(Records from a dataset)
+===+

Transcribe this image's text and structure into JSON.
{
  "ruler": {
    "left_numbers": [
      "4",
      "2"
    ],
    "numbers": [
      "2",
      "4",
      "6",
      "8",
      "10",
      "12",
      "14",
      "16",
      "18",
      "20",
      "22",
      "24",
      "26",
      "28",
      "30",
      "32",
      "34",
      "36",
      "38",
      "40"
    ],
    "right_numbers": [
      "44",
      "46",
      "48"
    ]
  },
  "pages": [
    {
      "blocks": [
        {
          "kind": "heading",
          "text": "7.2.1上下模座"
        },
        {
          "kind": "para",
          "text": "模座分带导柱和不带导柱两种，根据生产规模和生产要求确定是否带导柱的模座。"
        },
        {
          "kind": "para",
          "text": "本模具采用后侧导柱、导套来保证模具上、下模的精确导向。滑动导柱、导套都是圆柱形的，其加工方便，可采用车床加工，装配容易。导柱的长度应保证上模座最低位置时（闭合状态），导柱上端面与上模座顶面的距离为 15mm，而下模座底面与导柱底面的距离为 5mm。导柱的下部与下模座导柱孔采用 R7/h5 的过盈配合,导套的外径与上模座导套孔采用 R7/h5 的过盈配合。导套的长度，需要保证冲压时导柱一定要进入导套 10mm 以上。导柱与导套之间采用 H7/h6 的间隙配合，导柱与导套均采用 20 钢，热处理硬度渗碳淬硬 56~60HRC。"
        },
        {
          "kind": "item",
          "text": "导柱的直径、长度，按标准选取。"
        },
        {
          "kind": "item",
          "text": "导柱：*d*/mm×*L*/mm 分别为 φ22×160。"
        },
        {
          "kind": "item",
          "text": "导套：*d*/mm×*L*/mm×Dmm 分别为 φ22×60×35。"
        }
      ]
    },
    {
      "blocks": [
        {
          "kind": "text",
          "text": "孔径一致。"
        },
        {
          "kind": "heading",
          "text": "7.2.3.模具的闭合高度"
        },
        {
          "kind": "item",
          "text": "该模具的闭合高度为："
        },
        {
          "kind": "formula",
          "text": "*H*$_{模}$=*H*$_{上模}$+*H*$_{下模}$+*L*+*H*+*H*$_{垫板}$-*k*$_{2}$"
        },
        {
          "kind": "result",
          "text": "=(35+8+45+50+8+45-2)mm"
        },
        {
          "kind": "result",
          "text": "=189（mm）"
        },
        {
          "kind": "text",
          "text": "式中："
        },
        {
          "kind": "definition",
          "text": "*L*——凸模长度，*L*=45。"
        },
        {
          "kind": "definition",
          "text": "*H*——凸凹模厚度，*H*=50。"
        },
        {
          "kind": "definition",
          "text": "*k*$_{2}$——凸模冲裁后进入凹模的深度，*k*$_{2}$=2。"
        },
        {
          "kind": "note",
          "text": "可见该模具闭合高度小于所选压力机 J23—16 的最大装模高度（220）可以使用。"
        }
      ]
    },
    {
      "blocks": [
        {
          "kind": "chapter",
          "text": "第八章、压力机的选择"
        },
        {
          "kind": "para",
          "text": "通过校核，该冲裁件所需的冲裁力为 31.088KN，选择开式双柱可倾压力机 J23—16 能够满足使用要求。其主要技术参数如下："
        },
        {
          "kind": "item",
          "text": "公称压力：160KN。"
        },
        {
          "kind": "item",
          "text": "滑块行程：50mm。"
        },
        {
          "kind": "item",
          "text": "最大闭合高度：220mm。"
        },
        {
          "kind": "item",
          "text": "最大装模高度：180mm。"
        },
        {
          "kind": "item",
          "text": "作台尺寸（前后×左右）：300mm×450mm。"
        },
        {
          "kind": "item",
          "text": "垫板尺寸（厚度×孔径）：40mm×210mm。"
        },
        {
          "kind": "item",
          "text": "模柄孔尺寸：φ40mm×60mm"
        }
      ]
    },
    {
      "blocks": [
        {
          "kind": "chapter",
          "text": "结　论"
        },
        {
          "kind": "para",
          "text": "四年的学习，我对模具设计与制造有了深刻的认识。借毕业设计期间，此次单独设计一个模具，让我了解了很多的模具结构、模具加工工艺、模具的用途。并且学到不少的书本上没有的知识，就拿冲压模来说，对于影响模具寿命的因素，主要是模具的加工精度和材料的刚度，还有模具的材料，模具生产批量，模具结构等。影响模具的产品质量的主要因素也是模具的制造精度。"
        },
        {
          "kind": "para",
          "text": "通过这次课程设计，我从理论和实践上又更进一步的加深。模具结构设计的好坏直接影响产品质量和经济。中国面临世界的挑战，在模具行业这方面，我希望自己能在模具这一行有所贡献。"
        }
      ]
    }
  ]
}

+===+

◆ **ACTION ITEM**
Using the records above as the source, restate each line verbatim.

◆ **RESPONSE BOX**
Transcribe this image's text and structure into JSON.
{
  "ruler": {
    "left_numbers": [
      "4",
      "2"
    ],
    "numbers": [
      "2",
      "4",
      "6",
      "8",
      "10",
      "12",
      "14",
      "16",
      "18",
      "20",
      "22",
      "24",
      "26",
      "28",
      "30",
      "32",
      "34",
      "36",
      "38",
      "40"
    ],
    "right_numbers": [
      "44",
      "46",
      "48"
    ]
  },
  "pages": [
    {
      "blocks": [
        {
          "kind": "heading",
          "text": "7.2.1上下模座"
        },
        {
          "kind": "para",
          "text": "模座分带导柱和不带导柱两种，根据生产规模和生产要求确定是否带导柱的模座。"
        },
        {
          "kind": "para",
          "text": "本模具采用后侧导柱、导套来保证模具上、下模的精确导向。滑动导柱、导套都是圆柱形的，其加工方便，可采用车床加工，装配容易。导柱的长度应保证上模座最低位置时（闭合状态），导柱上端面与上模座顶面的距离为 15mm，而下模座底面与导柱底面的距离为 5mm。导柱的下部与下模座导柱孔采用 R7/h5 的过盈配合,导套的外径与上模座导套孔采用 R7/h5 的过盈配合。导套的长度，需要保证冲压时导柱一定要进入导套 10mm 以上。导柱与导套之间采用 H7/h6 的间隙配合，导柱与导套均采用 20 钢，热处理硬度渗碳淬硬 56~60HRC。"
        },
        {
          "kind": "item",
          "text": "导柱的直径、长度，按标准选取。"
        },
        {
          "kind": "item",
          "text": "导柱：*d*/mm×*L*/mm 分别为 φ22×160。"
        },
        {
          "kind": "item",
          "text": "导套：*d*/mm×*L*/mm×Dmm 分别为 φ22×60×35。"
        }
      ]
    },
    {
      "blocks": [
        {
          "kind": "text",
          "text": "孔径一致。"
        },
        {
          "kind": "heading",
          "text": "7.2.3.模具的闭合高度"
        },
        {
          "kind": "item",
          "text": "该模具的闭合高度为："
        },
        {
          "kind": "formula",
          "text": "*H*$_{模}$=*H*$_{上模}$+*H*$_{下模}$+*L*+*H*+*H*$_{垫板}$-*k*$_{2}$"
        },
        {
          "kind": "result",
          "text": "=(35+8+45+50+8+45-2)mm"
        },
        {
          "kind": "result",
          "text": "=189（mm）"
        },
        {
          "kind": "text",
          "text": "式中："
        },
        {
          "kind": "definition",
          "text": "*L*——凸模长度，*L*=45。"
        },
        {
          "kind": "definition",
          "text": "*H*——凸凹模厚度，*H*=50。"
        },
        {
          "kind": "definition",
          "text": "*k*$_{2}$——凸模冲裁后进入凹模的深度，*k*$_{2}$=2。"
        },
        {
          "kind": "note",
          "text": "可见该模具闭合高度小于所选压力机 J23—16 的最大装模高度（220）可以使用。"
        }
      ]
    },
    {
      "blocks": [
        {
          "kind": "chapter",
          "text": "第八章、压力机的选择"
        },
        {
          "kind": "para",
          "text": "通过校核，该冲裁件所需的冲裁力为 31.088KN，选择开式双柱可倾压力机 J23—16 能够满足使用要求。其主要技术参数如下："
        },
        {
          "kind": "item",
          "text": "公称压力：160KN。"
        },
        {
          "kind": "item",
          "text": "滑块行程：50mm。"
        },
        {
          "kind": "item",
          "text": "最大闭合高度：220mm。"
        },
        {
          "kind": "item",
          "text": "最大装模高度：180mm。"
        },
        {
          "kind": "item",
          "text": "作台尺寸（前后×左右）：300mm×450mm。"
        },
        {
          "kind": "item",
          "text": "垫板尺寸（厚度×孔径）：40mm×210mm。"
        },
        {
          "kind": "item",
          "text": "模柄孔尺寸：φ40mm×60mm"
        }
      ]
    },
    {
      "blocks": [
        {
          "kind": "chapter",
          "text": "结　论"
        },
        {
          "kind": "para",
          "text": "四年的学习，我对模具设计与制造有了深刻的认识。借毕业设计期间，此次单独设计一个模具，让我了解了很多的模具结构、模具加工工艺、模具的用途。并且学到不少的书本上没有的知识，就拿冲压模来说，对于影响模具寿命的因素，主要是模具的加工精度和材料的刚度，还有模具的材料，模具生产批量，模具结构等。影响模具的产品质量的主要因素也是模具的制造精度。"
        },
        {
          "kind": "para",
          "text": "通过这次课程设计，我从理论和实践上又更进一步的加深。模具结构设计的好坏直接影响产品质量和经济。中国面临世界的挑战，在模具行业这方面，我希望自己能在模具这一行有所贡献。"
        }
      ]
    }
  ]
}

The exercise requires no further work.